___ INPUT ___

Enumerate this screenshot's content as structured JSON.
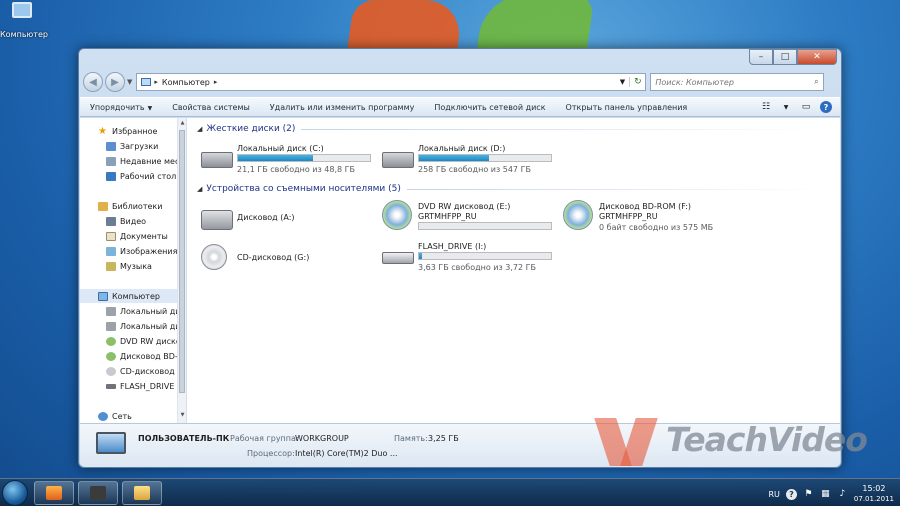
{
  "desktop": {
    "icon_label": "Компьютер"
  },
  "window": {
    "caption_buttons": {
      "minimize": "–",
      "maximize": "□",
      "close": "✕"
    },
    "address": {
      "crumb": "Компьютер",
      "separator": "▸"
    },
    "search": {
      "placeholder": "Поиск: Компьютер"
    },
    "toolbar": {
      "organize": "Упорядочить",
      "system_properties": "Свойства системы",
      "uninstall": "Удалить или изменить программу",
      "map_drive": "Подключить сетевой диск",
      "control_panel": "Открыть панель управления"
    },
    "nav": {
      "favorites": "Избранное",
      "downloads": "Загрузки",
      "recent": "Недавние места",
      "desktop": "Рабочий стол",
      "libraries": "Библиотеки",
      "videos": "Видео",
      "documents": "Документы",
      "pictures": "Изображения",
      "music": "Музыка",
      "computer": "Компьютер",
      "local_c": "Локальный диск (C:)",
      "local_d": "Локальный диск (D:)",
      "dvd_e": "DVD RW дисковод (E:)",
      "bd_f": "Дисковод BD-ROM (F:)",
      "cd_g": "CD-дисковод (G:)",
      "flash_i": "FLASH_DRIVE (I:)",
      "network": "Сеть"
    },
    "sections": {
      "hard_drives": "Жесткие диски (2)",
      "removable": "Устройства со съемными носителями (5)"
    },
    "drives": {
      "c": {
        "name": "Локальный диск (C:)",
        "free": "21,1 ГБ свободно из 48,8 ГБ",
        "used_fraction": 0.57
      },
      "d": {
        "name": "Локальный диск (D:)",
        "free": "258 ГБ свободно из 547 ГБ",
        "used_fraction": 0.53
      },
      "a": {
        "name": "Дисковод (A:)"
      },
      "e": {
        "name": "DVD RW дисковод (E:)",
        "label": "GRTMHFPP_RU",
        "used_fraction": 0.0
      },
      "f": {
        "name": "Дисковод BD-ROM (F:)",
        "label": "GRTMHFPP_RU",
        "free": "0 байт свободно из 575 МБ"
      },
      "g": {
        "name": "CD-дисковод (G:)"
      },
      "i": {
        "name": "FLASH_DRIVE (I:)",
        "free": "3,63 ГБ свободно из 3,72 ГБ",
        "used_fraction": 0.025
      }
    },
    "details": {
      "computer_name": "ПОЛЬЗОВАТЕЛЬ-ПК",
      "workgroup_label": "Рабочая группа:",
      "workgroup": "WORKGROUP",
      "memory_label": "Память:",
      "memory": "3,25 ГБ",
      "cpu_label": "Процессор:",
      "cpu": "Intel(R) Core(TM)2 Duo ..."
    }
  },
  "watermark": "TeachVideo",
  "taskbar": {
    "language": "RU",
    "time": "15:02",
    "date": "07.01.2011"
  },
  "colors": {
    "progress": "#1f86c3",
    "section_title": "#1e3287",
    "close_button": "#c74a2c"
  }
}
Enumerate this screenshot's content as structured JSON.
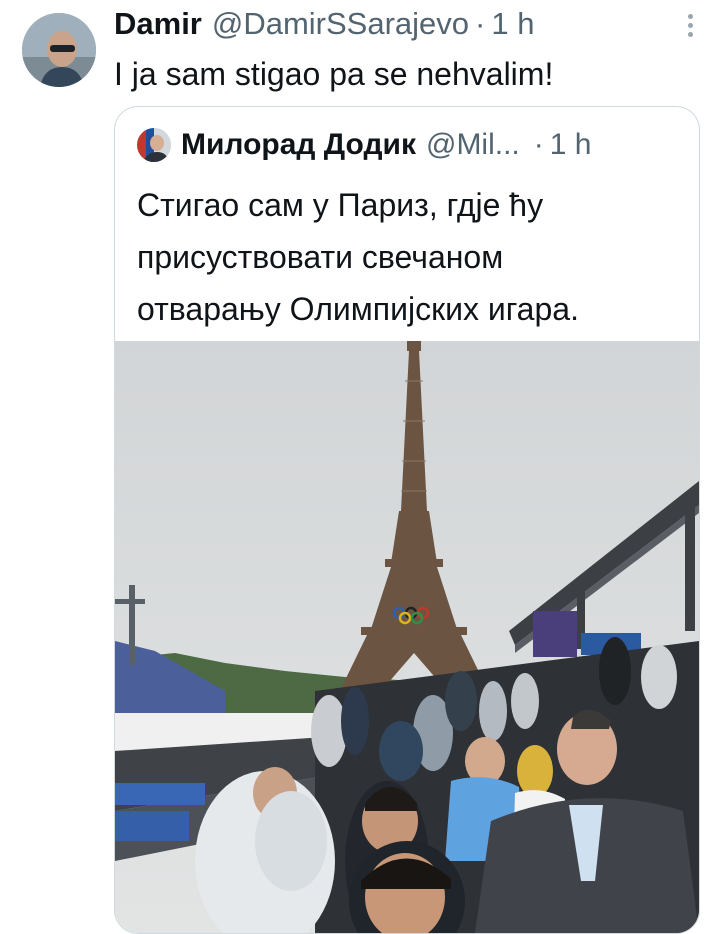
{
  "tweet": {
    "author_name": "Damir",
    "author_handle": "@DamirSSarajevo",
    "separator": "·",
    "time": "1 h",
    "text": "I ja sam stigao pa se nehvalim!"
  },
  "quoted": {
    "author_name": "Милорад Додик",
    "author_handle": "@Mil...",
    "separator": "·",
    "time": "1 h",
    "text_lines": [
      "Стигао сам у Париз, гдје ћу",
      "присуствовати свечаном",
      "отварању Олимпијских игара."
    ]
  },
  "icons": {
    "more": "more-vertical-icon"
  },
  "colors": {
    "text": "#0f1419",
    "secondary": "#536471",
    "border": "#cfd9de",
    "sky": "#d9dcde",
    "tower": "#6b5442"
  }
}
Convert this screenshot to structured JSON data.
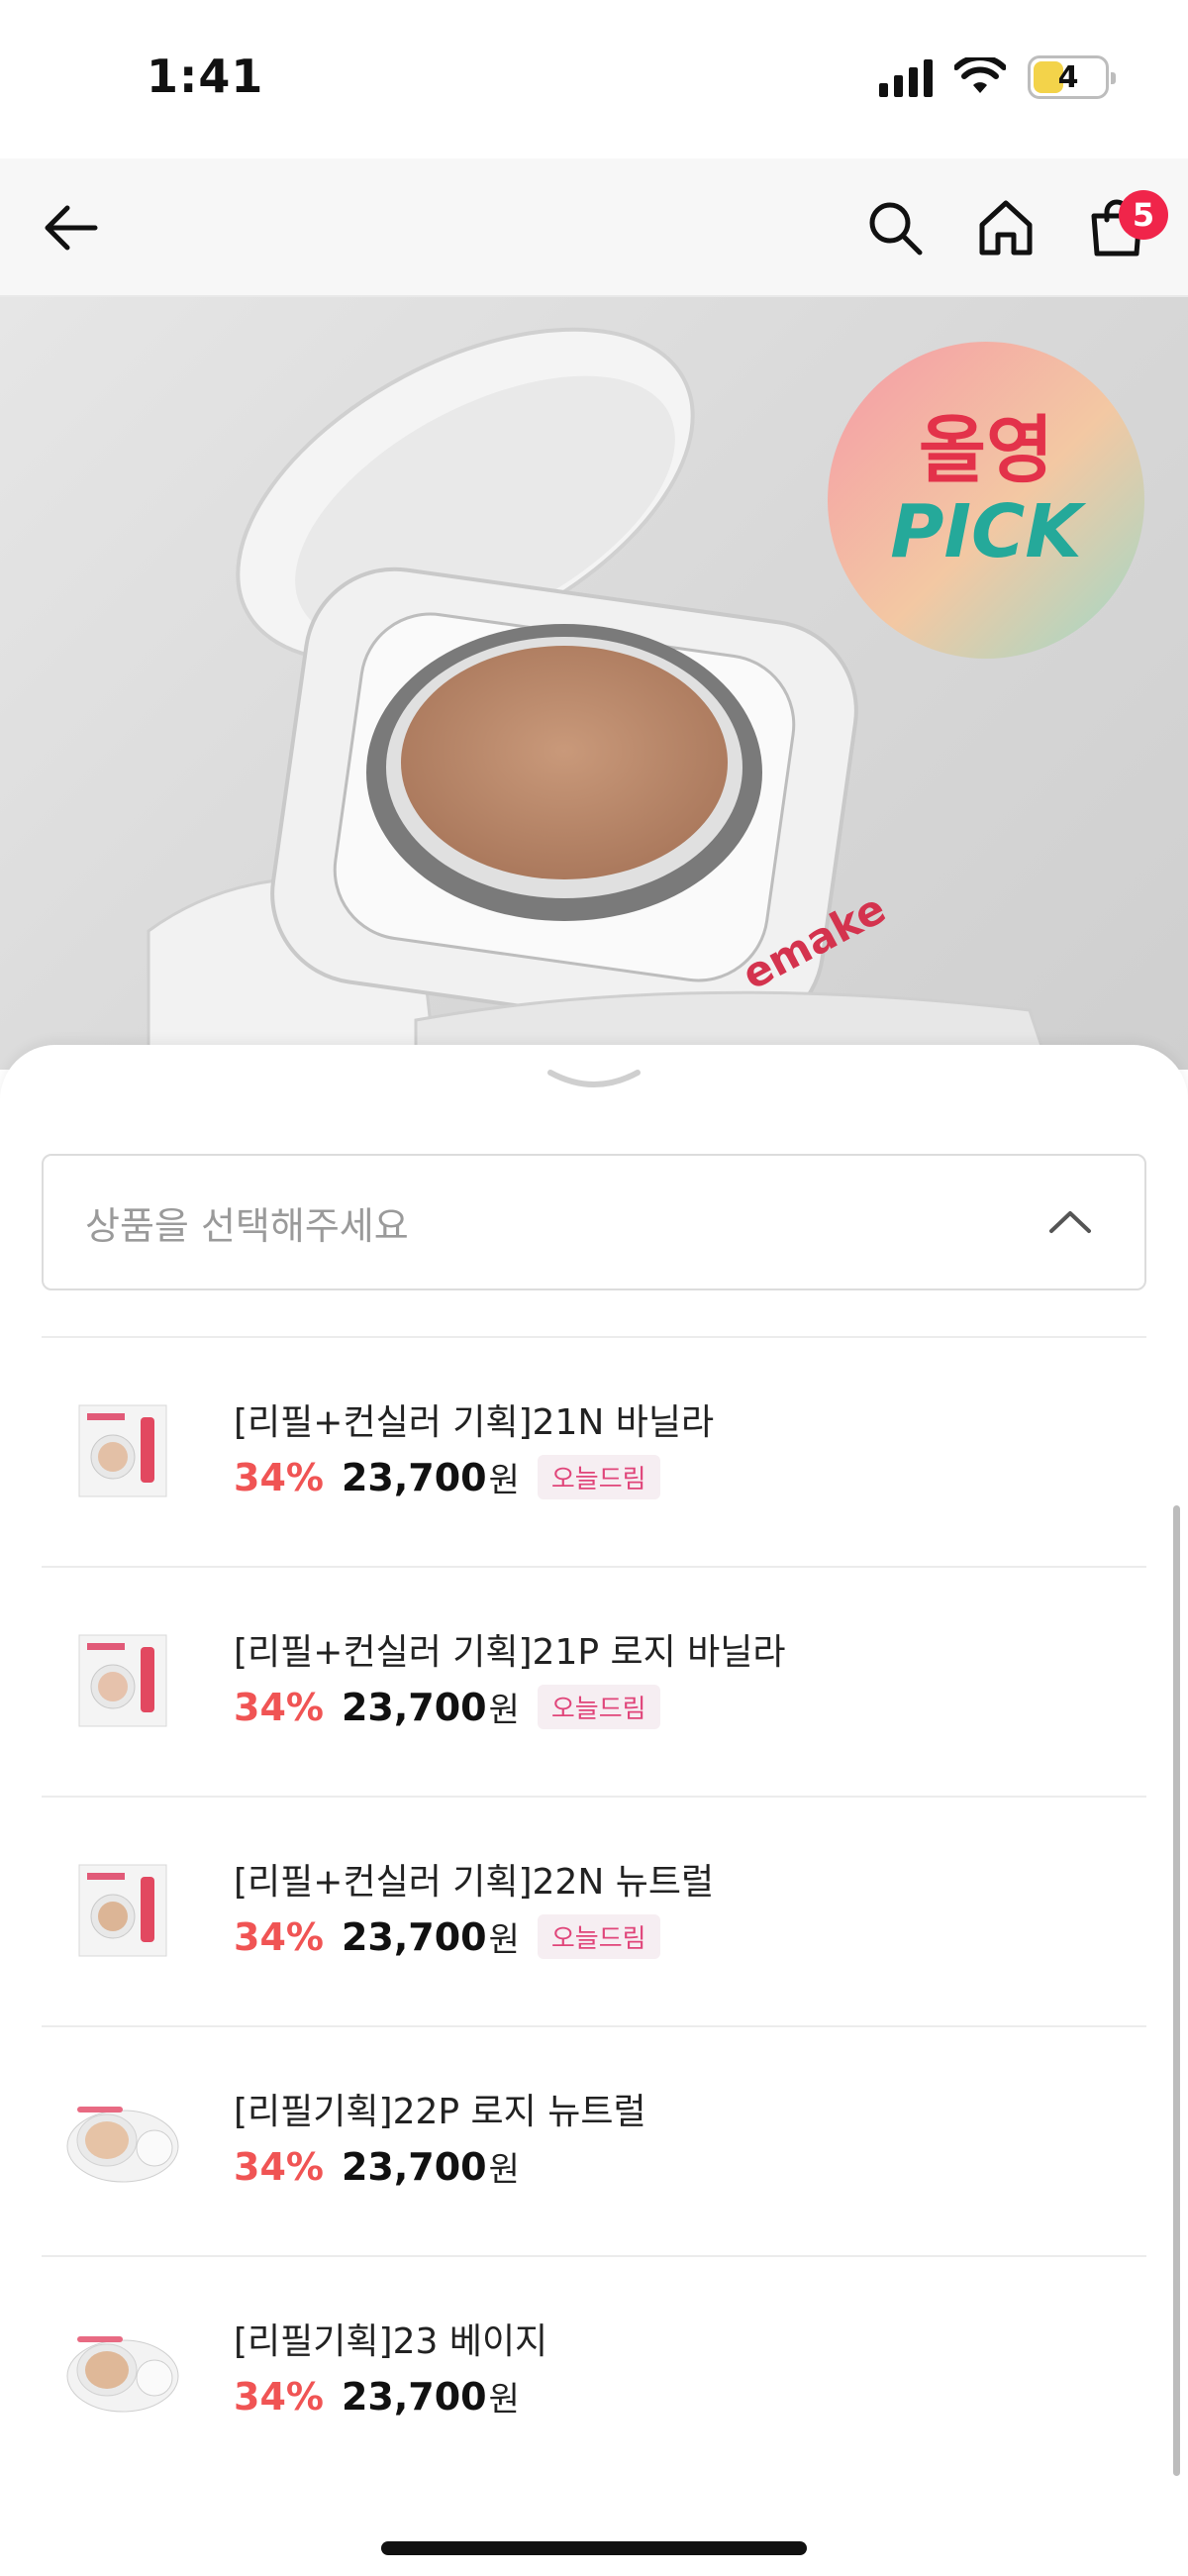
{
  "status_bar": {
    "time": "1:41",
    "battery": "4",
    "icons": [
      "cellular-signal-icon",
      "wifi-icon",
      "battery-icon"
    ]
  },
  "header": {
    "icons": [
      "back-arrow-icon",
      "search-icon",
      "home-icon",
      "shopping-bag-icon"
    ],
    "cart_count": "5"
  },
  "hero": {
    "brand_text": "emake",
    "badge_line1": "올영",
    "badge_line2": "PICK"
  },
  "sheet": {
    "select_placeholder": "상품을 선택해주세요",
    "items": [
      {
        "name": "[리필+컨실러 기획]21N 바닐라",
        "discount": "34%",
        "price": "23,700",
        "currency": "원",
        "tag": "오늘드림"
      },
      {
        "name": "[리필+컨실러 기획]21P 로지 바닐라",
        "discount": "34%",
        "price": "23,700",
        "currency": "원",
        "tag": "오늘드림"
      },
      {
        "name": "[리필+컨실러 기획]22N 뉴트럴",
        "discount": "34%",
        "price": "23,700",
        "currency": "원",
        "tag": "오늘드림"
      },
      {
        "name": "[리필기획]22P 로지 뉴트럴",
        "discount": "34%",
        "price": "23,700",
        "currency": "원"
      },
      {
        "name": "[리필기획]23 베이지",
        "discount": "34%",
        "price": "23,700",
        "currency": "원"
      }
    ]
  },
  "colors": {
    "discount": "#f05454",
    "tag_text": "#e0457a",
    "tag_bg": "#f6eef2",
    "badge": "#f0254a"
  }
}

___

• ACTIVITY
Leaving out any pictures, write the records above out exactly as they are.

• REPLY
Enumerate this screenshot's content as structured JSON.
{
  "desktop": {
    "icon_label": "Компьютер"
  },
  "window": {
    "caption_buttons": {
      "minimize": "–",
      "maximize": "□",
      "close": "✕"
    },
    "address": {
      "crumb": "Компьютер",
      "separator": "▸"
    },
    "search": {
      "placeholder": "Поиск: Компьютер"
    },
    "toolbar": {
      "organize": "Упорядочить",
      "system_properties": "Свойства системы",
      "uninstall": "Удалить или изменить программу",
      "map_drive": "Подключить сетевой диск",
      "control_panel": "Открыть панель управления"
    },
    "nav": {
      "favorites": "Избранное",
      "downloads": "Загрузки",
      "recent": "Недавние места",
      "desktop": "Рабочий стол",
      "libraries": "Библиотеки",
      "videos": "Видео",
      "documents": "Документы",
      "pictures": "Изображения",
      "music": "Музыка",
      "computer": "Компьютер",
      "local_c": "Локальный диск (C:)",
      "local_d": "Локальный диск (D:)",
      "dvd_e": "DVD RW дисковод (E:)",
      "bd_f": "Дисковод BD-ROM (F:)",
      "cd_g": "CD-дисковод (G:)",
      "flash_i": "FLASH_DRIVE (I:)",
      "network": "Сеть"
    },
    "sections": {
      "hard_drives": "Жесткие диски (2)",
      "removable": "Устройства со съемными носителями (5)"
    },
    "drives": {
      "c": {
        "name": "Локальный диск (C:)",
        "free": "21,1 ГБ свободно из 48,8 ГБ",
        "used_fraction": 0.57
      },
      "d": {
        "name": "Локальный диск (D:)",
        "free": "258 ГБ свободно из 547 ГБ",
        "used_fraction": 0.53
      },
      "a": {
        "name": "Дисковод (A:)"
      },
      "e": {
        "name": "DVD RW дисковод (E:)",
        "label": "GRTMHFPP_RU",
        "used_fraction": 0.0
      },
      "f": {
        "name": "Дисковод BD-ROM (F:)",
        "label": "GRTMHFPP_RU",
        "free": "0 байт свободно из 575 МБ"
      },
      "g": {
        "name": "CD-дисковод (G:)"
      },
      "i": {
        "name": "FLASH_DRIVE (I:)",
        "free": "3,63 ГБ свободно из 3,72 ГБ",
        "used_fraction": 0.025
      }
    },
    "details": {
      "computer_name": "ПОЛЬЗОВАТЕЛЬ-ПК",
      "workgroup_label": "Рабочая группа:",
      "workgroup": "WORKGROUP",
      "memory_label": "Память:",
      "memory": "3,25 ГБ",
      "cpu_label": "Процессор:",
      "cpu": "Intel(R) Core(TM)2 Duo ..."
    }
  },
  "watermark": "TeachVideo",
  "taskbar": {
    "language": "RU",
    "time": "15:02",
    "date": "07.01.2011"
  },
  "colors": {
    "progress": "#1f86c3",
    "section_title": "#1e3287",
    "close_button": "#c74a2c"
  }
}
Enumerate this screenshot's content as structured JSON.
{
  "tweet": {
    "author_name": "Damir",
    "author_handle": "@DamirSSarajevo",
    "separator": "·",
    "time": "1 h",
    "text": "I ja sam stigao pa se nehvalim!"
  },
  "quoted": {
    "author_name": "Милорад Додик",
    "author_handle": "@Mil...",
    "separator": "·",
    "time": "1 h",
    "text_lines": [
      "Стигао сам у Париз, гдје ћу",
      "присуствовати свечаном",
      "отварању Олимпијских игара."
    ]
  },
  "icons": {
    "more": "more-vertical-icon"
  },
  "colors": {
    "text": "#0f1419",
    "secondary": "#536471",
    "border": "#cfd9de",
    "sky": "#d9dcde",
    "tower": "#6b5442"
  }
}
Convert this screenshot to structured JSON data.
{
  "status_bar": {
    "time": "1:41",
    "battery": "4",
    "icons": [
      "cellular-signal-icon",
      "wifi-icon",
      "battery-icon"
    ]
  },
  "header": {
    "icons": [
      "back-arrow-icon",
      "search-icon",
      "home-icon",
      "shopping-bag-icon"
    ],
    "cart_count": "5"
  },
  "hero": {
    "brand_text": "emake",
    "badge_line1": "올영",
    "badge_line2": "PICK"
  },
  "sheet": {
    "select_placeholder": "상품을 선택해주세요",
    "items": [
      {
        "name": "[리필+컨실러 기획]21N 바닐라",
        "discount": "34%",
        "price": "23,700",
        "currency": "원",
        "tag": "오늘드림"
      },
      {
        "name": "[리필+컨실러 기획]21P 로지 바닐라",
        "discount": "34%",
        "price": "23,700",
        "currency": "원",
        "tag": "오늘드림"
      },
      {
        "name": "[리필+컨실러 기획]22N 뉴트럴",
        "discount": "34%",
        "price": "23,700",
        "currency": "원",
        "tag": "오늘드림"
      },
      {
        "name": "[리필기획]22P 로지 뉴트럴",
        "discount": "34%",
        "price": "23,700",
        "currency": "원"
      },
      {
        "name": "[리필기획]23 베이지",
        "discount": "34%",
        "price": "23,700",
        "currency": "원"
      }
    ]
  },
  "colors": {
    "discount": "#f05454",
    "tag_text": "#e0457a",
    "tag_bg": "#f6eef2",
    "badge": "#f0254a"
  }
}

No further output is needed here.